After years of resistance to Russian domination and with a loss of over 400,000 of their people the Circassians went into exile, the majority ending up in Turkey. The forefathers of those to be found today in Israel came to Ottoman Palestine from the Balkans in the late 1800s.
Most Circassians pray five times a day and make the haj (pilgrimage) to Mecca. The village's older ladies are dressed traditionally, while the younger generation is modern to the point of being Yuppified.
The Circassians differ markedly from their Arab co-religionists in that dating is strongly encouraged and they can see a number of people at the same time, so long as doing so does not endanger anyone's marriage prospects. In the old days a young man would ride to the home of the young lady he had set his heart on and kidnap her. Being strongly traditional, modern Circassians still adhere to a ritual "kidnapping," but one that has the approval of all the parties.
Zohir explains another bygone custom. Pointing to a wooden rocking crib in the museum, he tells of how, even when he was still a baby, newborns were placed in such a crib - which has a hole cut in its bottom.
The babies' arms were bound to their sides and they were laid to sleep, their lower bodies unclothed so that, in the pre-diaper era, what came naturally fell into a vessel placed underneath.
"Babies slept peacefully for much longer periods than these days," the guide tells the visitors. And it would seem their arms grew stronger and longer through being held straight against their bodies. This he proves by holding his arms at his sides and pointing out that he can touch his knees without bending.
Although some of the original buildings in the old section of Kafr Kama are still awaiting professional renovation to be restored to their former glory, most - built from black basalt - are complete. A walk through the village's alleyways and inner courtyards proves a powerful and peaceful experience.

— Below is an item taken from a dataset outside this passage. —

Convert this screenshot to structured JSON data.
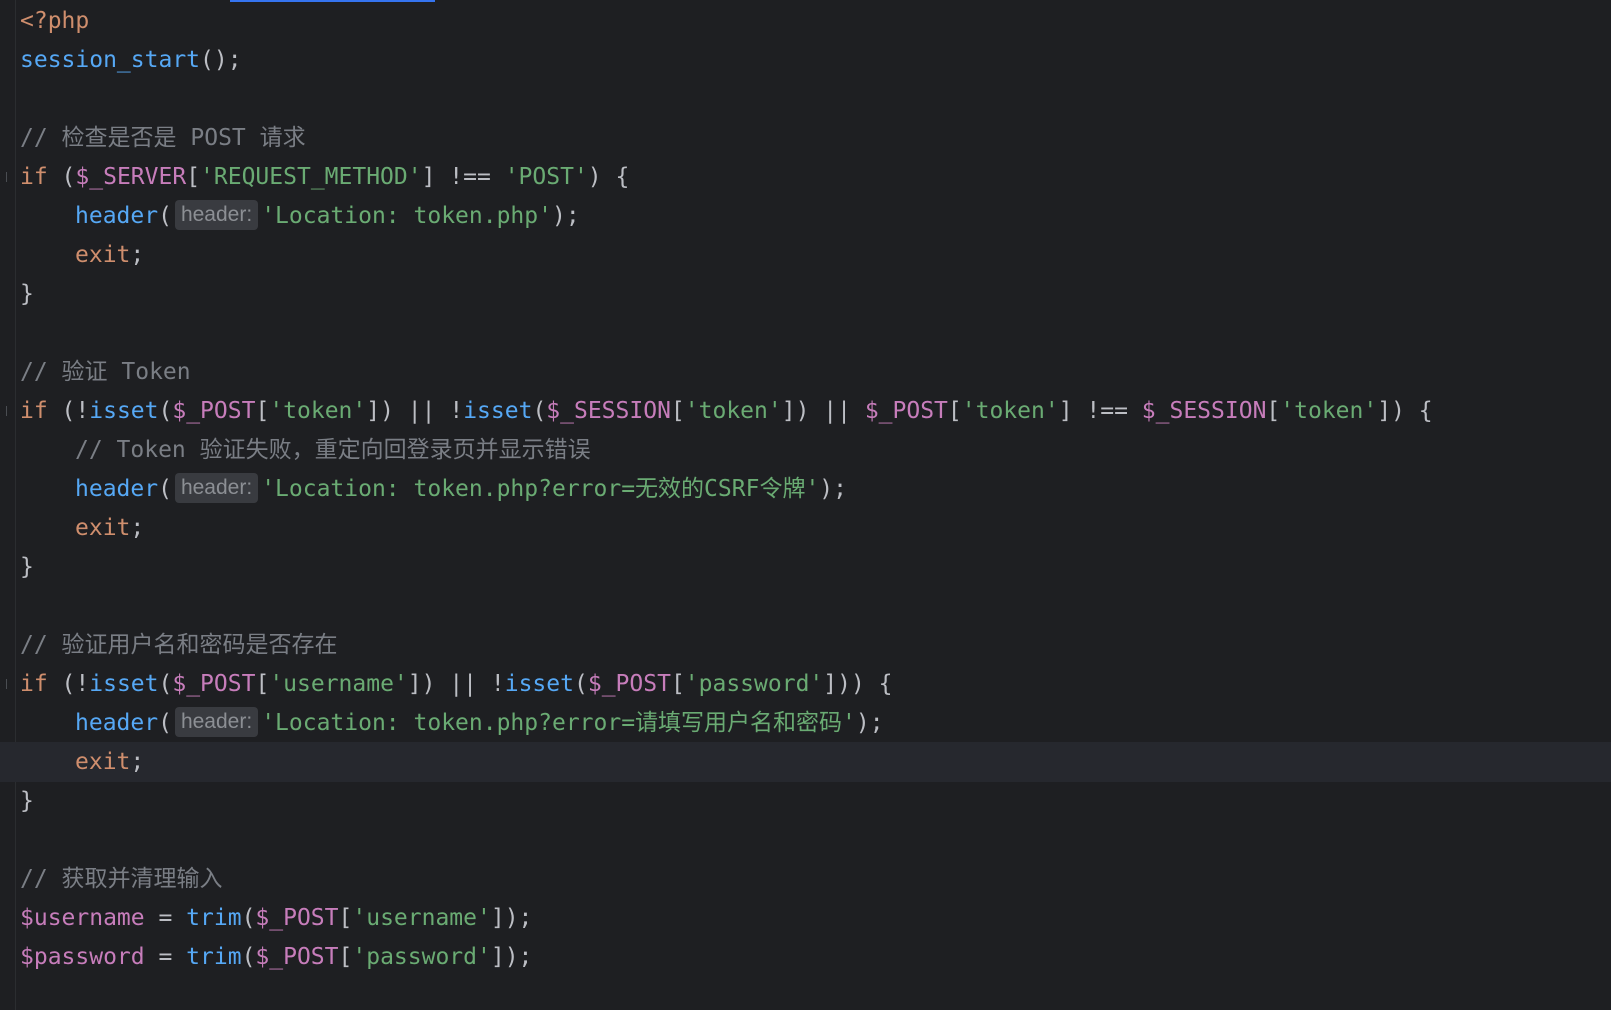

In the center of old Kafr Kama stands an extremely attractive, eye-catching Mameluk-style mosque. Built from basalt rock and white stone, the structure is highly decorative and appealing. The onion-shaped room atop the minaret makes it not only architecturally unique, but also visible for kilometers.